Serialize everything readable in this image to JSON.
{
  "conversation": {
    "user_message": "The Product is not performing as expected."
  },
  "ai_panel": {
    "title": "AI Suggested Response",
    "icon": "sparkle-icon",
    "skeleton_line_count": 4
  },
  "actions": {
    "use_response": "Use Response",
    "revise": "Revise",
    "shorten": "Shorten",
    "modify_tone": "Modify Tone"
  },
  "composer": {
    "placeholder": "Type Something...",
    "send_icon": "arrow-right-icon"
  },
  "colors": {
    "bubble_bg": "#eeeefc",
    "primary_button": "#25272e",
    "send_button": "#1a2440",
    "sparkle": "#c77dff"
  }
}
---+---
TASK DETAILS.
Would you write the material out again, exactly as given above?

SOLUTION FOR THIS TASK.
Serialize everything readable in this image to JSON.
{
  "conversation": {
    "user_message": "The Product is not performing as expected."
  },
  "ai_panel": {
    "title": "AI Suggested Response",
    "icon": "sparkle-icon",
    "skeleton_line_count": 4
  },
  "actions": {
    "use_response": "Use Response",
    "revise": "Revise",
    "shorten": "Shorten",
    "modify_tone": "Modify Tone"
  },
  "composer": {
    "placeholder": "Type Something...",
    "send_icon": "arrow-right-icon"
  },
  "colors": {
    "bubble_bg": "#eeeefc",
    "primary_button": "#25272e",
    "send_button": "#1a2440",
    "sparkle": "#c77dff"
  }
}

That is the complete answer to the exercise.